An early picture of the research reactor building on the North Carolina State University campus. The Department of Nuclear Engineering is celebrating the 70th anniversary of its nuclear engineering curriculum in 2020–2021. Photo: North Carolina State University
The Department of Nuclear Engineering at North Carolina State University has spent the 2020–2021 academic year celebrating the 70th anniversary of its becoming the first U.S. university to establish a nuclear engineering curriculum. It started in 1950, when Clifford Beck, then of Oak Ridge, Tenn., obtained support from NC State’s dean of engineering, Harold Lampe, to build the nation’s first university nuclear reactor and, in conjunction, establish an educational curriculum dedicated to nuclear engineering.
The department, host to the 2021 ANS Virtual Student Conference, scheduled for April 8–10, now features 23 tenure/tenure-track faculty and three research faculty members. “What a journey for the first nuclear engineering curriculum in the nation,” said Kostadin Ivanov, professor and department head.
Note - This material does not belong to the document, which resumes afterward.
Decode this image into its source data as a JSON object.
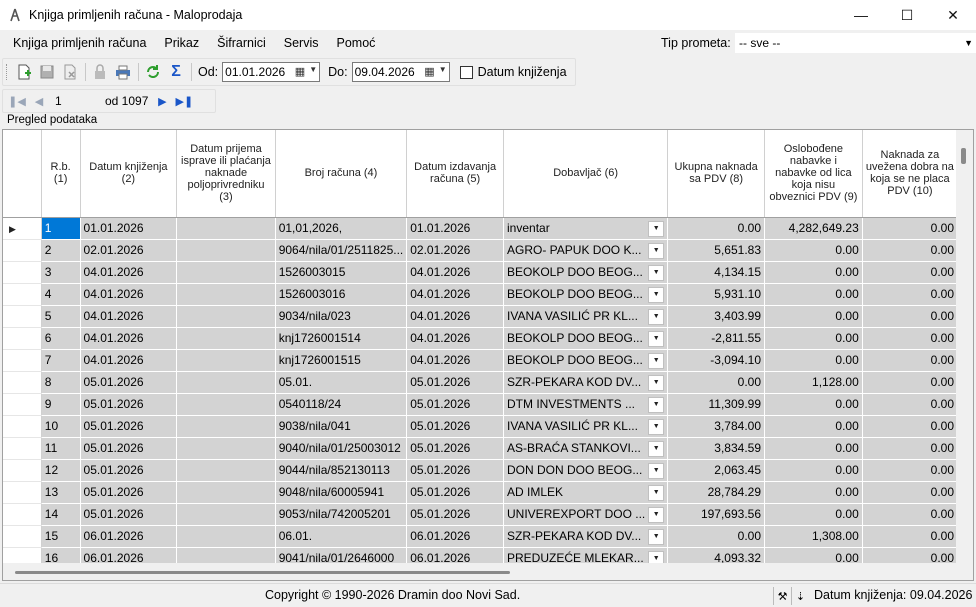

C. M. Sommer, W. M. Stacey, B. Petrovic
Nuclear Technology | Volume 172 | Number 1 | October 2010 | Pages 48-59
Technical Paper | Fuel Cycle and Management | dx.doi.org/10.13182/NT10-A10881
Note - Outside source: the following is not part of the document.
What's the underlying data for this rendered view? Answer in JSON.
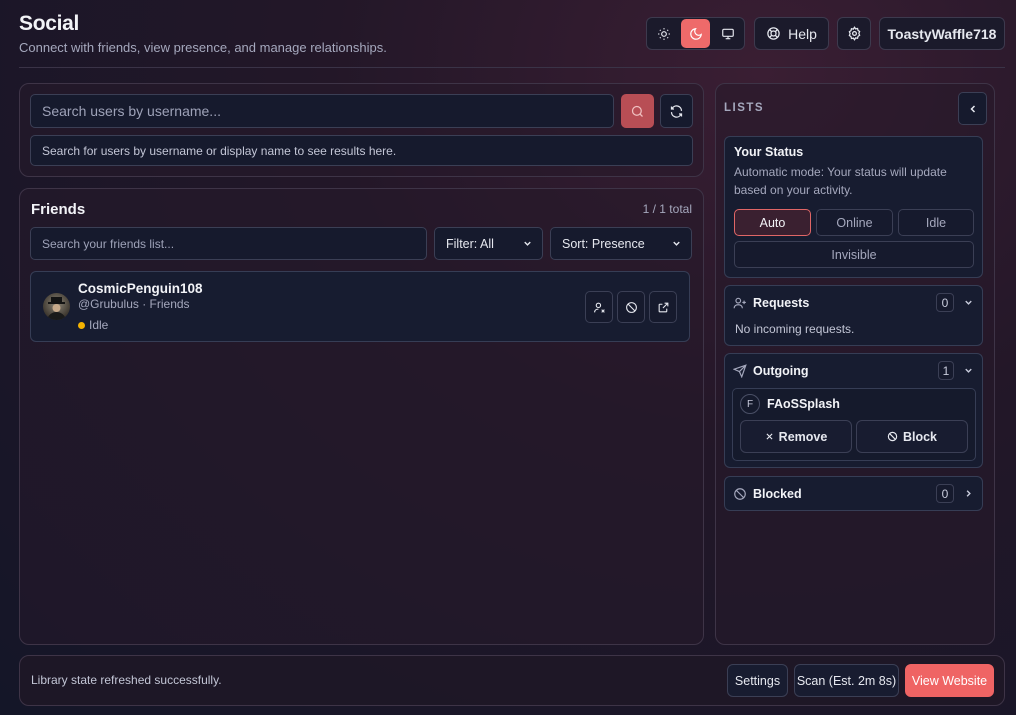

Articles are hosted by Taylor and Francis Online.
A fuel cycle analysis was performed for the SABR transmutation reactor concept, using the ERANOS fast reactor physics code. SABR is a sodium-cooled, transuranic (TRU)-Zr-fueled, subcritical fast reactor driven by a tokamak fusion neutron source. Three different four-batch reprocessing fuel cycles, in which all the TRUs from spent nuclear fuel discharged from light water reactors are fissioned to >90% (by recycling four times), was examined. The total fuel residence time in the reactor was limited in these three cycles by a radiation damage limit (100, 200, or 300 displacements per atom) to the cladding material. In the fourth cycle the fuel residence time was determined by trying to achieve 90% burnup in a once-through cycle without reprocessing.